(CNN) — The most surprising facet of Michelle Obama’s return to the White House Wednesday was that it was she — not her husband — who slipped into an overtly political role as their official portraits were unveiled.

Without mentioning the name of former President Donald Trump — because she didn’t have to — the former first lady spoke out forcefully about Trump’s threats to democracy as he continues to insist that he won the 2020 election.

On stage Wednesday, Obama underscored that that threat endures as she flipped the traditional script, letting her husband handle the lighter ceremonial duties surrounding the unveiling of the portraits.
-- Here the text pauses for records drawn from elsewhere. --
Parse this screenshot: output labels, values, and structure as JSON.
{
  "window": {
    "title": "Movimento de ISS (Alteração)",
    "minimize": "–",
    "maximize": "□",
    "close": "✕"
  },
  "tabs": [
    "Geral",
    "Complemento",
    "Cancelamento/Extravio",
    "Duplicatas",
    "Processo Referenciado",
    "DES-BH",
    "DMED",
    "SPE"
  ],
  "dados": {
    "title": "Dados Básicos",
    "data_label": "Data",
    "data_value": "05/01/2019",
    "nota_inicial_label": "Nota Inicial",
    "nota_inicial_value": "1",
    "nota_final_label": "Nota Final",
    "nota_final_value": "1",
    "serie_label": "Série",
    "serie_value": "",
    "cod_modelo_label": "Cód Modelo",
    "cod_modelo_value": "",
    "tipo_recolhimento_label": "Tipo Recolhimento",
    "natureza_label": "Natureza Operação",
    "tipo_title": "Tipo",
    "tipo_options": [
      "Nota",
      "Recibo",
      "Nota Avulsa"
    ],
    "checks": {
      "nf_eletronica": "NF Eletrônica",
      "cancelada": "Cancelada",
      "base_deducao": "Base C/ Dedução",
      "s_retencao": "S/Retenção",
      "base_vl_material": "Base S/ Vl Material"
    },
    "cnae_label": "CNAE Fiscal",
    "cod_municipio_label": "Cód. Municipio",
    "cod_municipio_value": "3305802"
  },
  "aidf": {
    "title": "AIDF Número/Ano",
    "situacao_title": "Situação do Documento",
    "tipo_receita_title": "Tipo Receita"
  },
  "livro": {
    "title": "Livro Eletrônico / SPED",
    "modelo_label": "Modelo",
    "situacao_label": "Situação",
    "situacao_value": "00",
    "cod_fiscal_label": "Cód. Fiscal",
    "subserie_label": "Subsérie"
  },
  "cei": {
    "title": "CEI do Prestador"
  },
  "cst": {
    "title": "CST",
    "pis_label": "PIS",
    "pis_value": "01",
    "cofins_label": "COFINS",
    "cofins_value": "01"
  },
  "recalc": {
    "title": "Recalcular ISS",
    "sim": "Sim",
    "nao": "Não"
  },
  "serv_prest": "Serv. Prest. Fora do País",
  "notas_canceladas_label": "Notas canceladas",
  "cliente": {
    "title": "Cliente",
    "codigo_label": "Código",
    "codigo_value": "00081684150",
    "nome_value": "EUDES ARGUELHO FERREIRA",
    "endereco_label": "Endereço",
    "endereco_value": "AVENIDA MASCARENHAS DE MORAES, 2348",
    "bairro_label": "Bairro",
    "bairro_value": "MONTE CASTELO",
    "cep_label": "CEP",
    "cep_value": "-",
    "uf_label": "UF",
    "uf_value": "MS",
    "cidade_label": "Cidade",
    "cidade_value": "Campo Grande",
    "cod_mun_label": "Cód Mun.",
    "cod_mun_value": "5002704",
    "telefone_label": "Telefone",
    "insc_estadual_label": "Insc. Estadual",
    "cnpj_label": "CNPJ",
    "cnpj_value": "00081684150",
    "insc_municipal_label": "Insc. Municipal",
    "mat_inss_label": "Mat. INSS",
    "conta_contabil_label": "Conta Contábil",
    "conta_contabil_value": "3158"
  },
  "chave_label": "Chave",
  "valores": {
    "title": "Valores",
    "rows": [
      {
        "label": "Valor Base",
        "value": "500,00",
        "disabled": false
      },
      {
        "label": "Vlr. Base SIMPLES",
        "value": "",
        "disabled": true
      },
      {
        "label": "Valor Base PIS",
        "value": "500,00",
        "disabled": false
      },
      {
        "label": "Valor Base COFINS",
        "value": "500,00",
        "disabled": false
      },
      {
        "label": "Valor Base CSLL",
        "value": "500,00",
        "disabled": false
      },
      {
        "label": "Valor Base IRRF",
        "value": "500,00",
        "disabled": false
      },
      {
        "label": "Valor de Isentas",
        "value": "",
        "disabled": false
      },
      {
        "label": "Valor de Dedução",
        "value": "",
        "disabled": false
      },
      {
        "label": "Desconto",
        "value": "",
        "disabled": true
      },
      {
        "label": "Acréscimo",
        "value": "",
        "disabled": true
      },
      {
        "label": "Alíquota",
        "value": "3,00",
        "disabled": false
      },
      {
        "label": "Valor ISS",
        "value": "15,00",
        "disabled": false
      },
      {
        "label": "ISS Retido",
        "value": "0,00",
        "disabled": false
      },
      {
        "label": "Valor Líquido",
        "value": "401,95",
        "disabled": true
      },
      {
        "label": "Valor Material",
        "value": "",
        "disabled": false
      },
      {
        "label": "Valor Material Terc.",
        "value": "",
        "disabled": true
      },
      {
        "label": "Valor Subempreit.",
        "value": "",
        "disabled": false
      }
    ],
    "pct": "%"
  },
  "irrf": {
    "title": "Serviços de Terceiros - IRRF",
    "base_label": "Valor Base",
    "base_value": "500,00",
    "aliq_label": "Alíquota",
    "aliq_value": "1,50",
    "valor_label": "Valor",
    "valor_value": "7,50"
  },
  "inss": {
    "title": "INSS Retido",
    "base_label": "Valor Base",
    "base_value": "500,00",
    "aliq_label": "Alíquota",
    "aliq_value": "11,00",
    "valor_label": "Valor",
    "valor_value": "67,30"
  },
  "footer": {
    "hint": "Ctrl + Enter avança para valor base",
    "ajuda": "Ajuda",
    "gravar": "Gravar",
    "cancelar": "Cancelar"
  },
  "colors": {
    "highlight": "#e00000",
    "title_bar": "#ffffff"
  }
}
It was her speech that took the harder edge as she stressed the importance of a peaceful transfer of power and the promise that in America every vote will count — sacred pillars of democracy that Trump sought to topple when he resisted leaving office, fanned the flames of the January 6, 2021, riot at the US Capitol and tasked his advisers with machinations intended to overturn the 2020 election.
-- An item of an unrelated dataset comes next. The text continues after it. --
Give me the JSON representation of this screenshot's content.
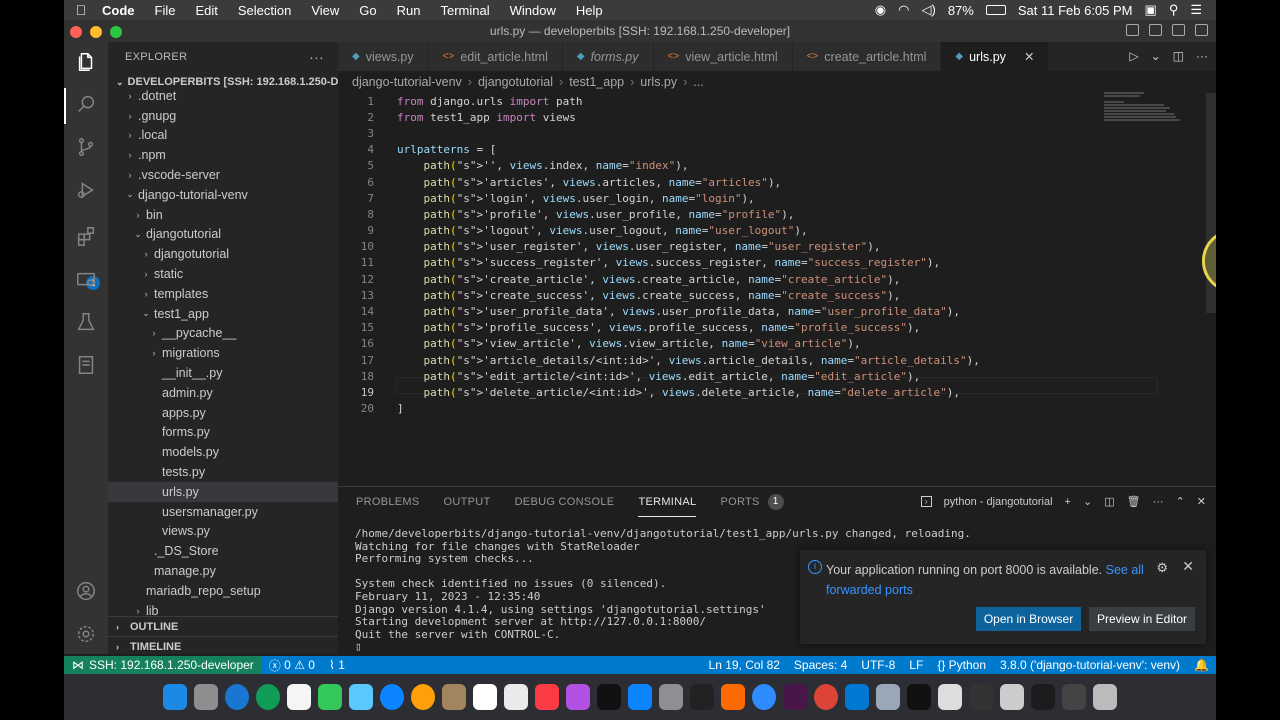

It was just the latest example of a woman speaking up about the importance of rectifying the country’s broken politics and warning of the dangers that Trump’s election lies continue to pose. Obama’s speech followed a summer during which women — from two former Georgia election workers and a Capitol Hill police officer to former Trump White House aide Cassidy Hutchinson and Wyoming GOP Rep. Liz Cheney — have been among the most outspoken figures calling attention to Trump’s post-election conduct and the chaos it created with their appearances at the January 6 hearings.

Former President Barack Obama kisses his wife former first lady Michelle Obama after they unveiled their official White House portraits during a ceremony in the East Room of the White House, Wednesday, Sept. 7, 2022, in Washington. (AP Photo/Andrew Harnik)
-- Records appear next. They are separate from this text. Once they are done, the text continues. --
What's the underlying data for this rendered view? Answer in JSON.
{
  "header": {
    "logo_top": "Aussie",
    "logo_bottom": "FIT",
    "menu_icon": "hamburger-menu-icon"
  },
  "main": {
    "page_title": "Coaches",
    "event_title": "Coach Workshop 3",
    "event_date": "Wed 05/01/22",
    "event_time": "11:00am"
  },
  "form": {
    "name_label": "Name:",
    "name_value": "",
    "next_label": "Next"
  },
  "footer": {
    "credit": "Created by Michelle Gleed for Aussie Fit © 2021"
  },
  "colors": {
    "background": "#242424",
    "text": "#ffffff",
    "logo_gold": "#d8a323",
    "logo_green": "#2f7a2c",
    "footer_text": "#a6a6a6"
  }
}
While many of the men who served in Trump’s administration and the male politicians who want to stay in his good graces have chosen to remain silent about Trump’s tyrannical behavior after the 2020 election, it was a group of female witnesses who risked their own safety and reputations to provide the most vivid accounts of what went on at the White House in the days when democracy teetered on the brink through their testimony before the House select committee investigating the insurrection.

In normal times, Wednesday’s portrait ceremony would have taken place during Trump’s years in office, but those kinds of gracious touches were swept aside by the tribalism and vitriol of the Trump era. Historically, the portrait unveiling has been a touchpoint between successive administrations that symbolizes the spirit of national unity and continuity that is supposed to transcend America’s partisan politics. But Trump and former first lady Melania Trump did not attend President Joe Biden’s inauguration, and the gulf between the two parties has only intensified since then.

Obama pointedly referenced those lost opportunities Wednesday as she emphasized “why moments like these are important” and why “traditions like this matter” — not just for the politicians who are honored, she said, but “for everyone participating in and watching our democracy.”

“You see the people, they make their voices heard with their vote,” the former first lady said. “We hold an inauguration to ensure a peaceful transition of power. Those of us lucky enough to serve, work, as Barack said, as hard as we can for as long as we can, as long as the people choose to keep us here. And once our time is up, we move on. And all that remains in this hallowed place are our good efforts and these portraits.”

Moving on is something that Trump has refused to do. He has used the midterm elections to relitigate his grievances about the 2020 election and continues to reinforce the myth that the last election was fraudulent, even though there is no evidence to back up his claims.

America is now bracing for another set of contests in November where Trump has handpicked many election deniers running for office, some of whom are already driving false narratives about election security as voters try to navigate an array of new laws across the country that will make it harder for them to cast ballots.

Figures like Obama and Cheney, who lost her House seat after refusing to stop speaking out against Trump, as well as the female witnesses who appeared before the House select committee, are testing the premise that there are still voters in America who want to see and participate in a less strident politics, where democratic traditions and election results are honored and an orderly transfer of power is a given.

They want politics to be forum — as the former first lady said Wednesday — where democracy proves to be “much stronger than our differences.” But that remains an open question in a moment when America has never been more fractured.